CCFP is unlike other grassroots organizations in that it doesn’t seek to build a mass of support on the ground, or recruit large numbers of volunteers to do its work. Rather, it taps existing alliances — bigwig to bigwig, A-lister to A-lister — and calls upon them when Israel finds itself in crisis.
They also tend to shy away from the press, preferring to keep the focus on the artists and celebrities that they bring to Israel. The fact that CCFP chose to go public and release this petition Sunday, execs in the organization say, is a result of the dire state of Israel’s image in the world, and the realization by CCFP’s leaders that, in times like this, quiet behind-the-scenes activism may simply not be enough.
Like everything in this region, the story has become a bit more complicated. An October 2013 article in The Forward pointed to the close ties between CCFP and the pro-Israel group StandWithUs, a relationship that some have suggested make CCFP a far more political enterprise than it admits.
Adalah-NY: The New York Campaign for the Boycott of Israel, has accused CCFP of being another arm of the StandWithUs operation, pointing out in press releases that CCFP founder David Renzer is married to StandWithUs founder Esther Renzer, and that other members serve on boards of both organizations. It also accuses CCFP of attempting to whitewash issues like the occupation and Israeli’s treatment of Palestinians.
Rezner has denied any formal partnership between the two groups, and Geffen-Lifshitz says CCFP’s aim is solely to help artists and performers understand what they will face when they visit Israel.
“We feel that music is better used for communication than silence,” Geffen-Lifshitz says. “Every artist that announces he or she is going to play Israel is approached by us, and we try to make them understand what’s going to happen to them by describing who the relevant forces are who are going to actively attack them. We find that if we put them in a place where they’re not surprised, their life becomes a lot easier. And if we put these claims in perspective, explaining that this is all part of a coordinated campaign, that’s how BDS operates, they realize what’s going on and what we’re up against.”

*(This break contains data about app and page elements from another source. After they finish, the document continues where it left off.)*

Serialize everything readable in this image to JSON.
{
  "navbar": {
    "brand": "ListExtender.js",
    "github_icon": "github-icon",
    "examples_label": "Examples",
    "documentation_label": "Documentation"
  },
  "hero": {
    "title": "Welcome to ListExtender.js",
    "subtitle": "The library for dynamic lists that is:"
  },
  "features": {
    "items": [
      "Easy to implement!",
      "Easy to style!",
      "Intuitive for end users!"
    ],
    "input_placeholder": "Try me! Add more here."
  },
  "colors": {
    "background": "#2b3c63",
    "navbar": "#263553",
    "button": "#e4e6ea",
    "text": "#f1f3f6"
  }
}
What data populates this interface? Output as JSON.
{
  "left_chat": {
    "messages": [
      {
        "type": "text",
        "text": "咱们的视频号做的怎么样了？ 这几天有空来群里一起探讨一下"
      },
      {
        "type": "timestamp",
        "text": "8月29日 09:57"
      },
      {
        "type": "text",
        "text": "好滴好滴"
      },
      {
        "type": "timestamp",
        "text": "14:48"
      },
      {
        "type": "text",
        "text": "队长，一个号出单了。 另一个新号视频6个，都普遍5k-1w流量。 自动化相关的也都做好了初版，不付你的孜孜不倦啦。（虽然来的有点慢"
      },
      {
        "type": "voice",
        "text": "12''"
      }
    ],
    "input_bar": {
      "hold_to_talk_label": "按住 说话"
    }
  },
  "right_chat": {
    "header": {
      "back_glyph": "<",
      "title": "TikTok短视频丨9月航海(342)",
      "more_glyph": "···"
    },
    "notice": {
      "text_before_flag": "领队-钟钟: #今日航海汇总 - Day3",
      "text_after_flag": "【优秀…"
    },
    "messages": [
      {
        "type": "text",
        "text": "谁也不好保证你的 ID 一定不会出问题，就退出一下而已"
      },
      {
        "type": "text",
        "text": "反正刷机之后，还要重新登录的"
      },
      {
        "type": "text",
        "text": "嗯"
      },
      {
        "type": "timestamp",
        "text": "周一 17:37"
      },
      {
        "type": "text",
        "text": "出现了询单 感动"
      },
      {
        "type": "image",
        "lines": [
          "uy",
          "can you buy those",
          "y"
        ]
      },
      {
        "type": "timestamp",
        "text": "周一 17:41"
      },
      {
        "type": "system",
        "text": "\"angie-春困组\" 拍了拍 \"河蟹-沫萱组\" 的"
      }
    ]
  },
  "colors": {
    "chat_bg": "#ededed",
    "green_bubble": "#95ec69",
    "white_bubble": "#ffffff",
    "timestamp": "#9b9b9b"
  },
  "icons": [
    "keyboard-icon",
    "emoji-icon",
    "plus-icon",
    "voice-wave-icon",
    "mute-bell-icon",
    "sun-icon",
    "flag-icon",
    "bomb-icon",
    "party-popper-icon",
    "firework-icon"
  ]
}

There are several very high-profile concerts that were on the verge of being canceled, or that artists had verbally backed out of, which CCFP was able to save, the organization says. It won’t provide the specific names of the artists or the dates, but one look at its database, and the petition online, shows that its Hollywood influence is anything but shallow.
The language of the petition calls for peace, while reminding the world that Hamas is a terrorist organization bent on Israel’s destruction.
“We, the undersigned, are saddened by the devastating loss of life endured by Israelis and Palestinians in Gaza. We are pained by the suffering on both sides,” the petition reads. “While we stand firm in our commitment to peace and justice, we must also stand firm against ideologies of hatred and genocide which are reflected in Hamas’s charter, Article 7 of which reads, ‘There is a Jew hiding behind me, come on and kill him!’”
The petition goes on to insist: “Hamas cannot be allowed to rain rockets on Israeli cities, nor can it be allowed to hold its own people hostage. Hospitals are for healing, not for hiding weapons.”
Gathering the signatures, Geffen-Lifshitz says, was easy. All the CCFP leaders had to do was crack open their Rolodexes.
“We wrote to people that we know. And those people contacted people that they know. We did all of this in a week.”
The list could have been longer, he says, but there was an urge to get the petition published as soon as possible.
“If we had waited longer, we would have had more signatures. The sympathy that Hollywood has for Israel is tremendous and this only reflects a fraction of the names that could have come on board.”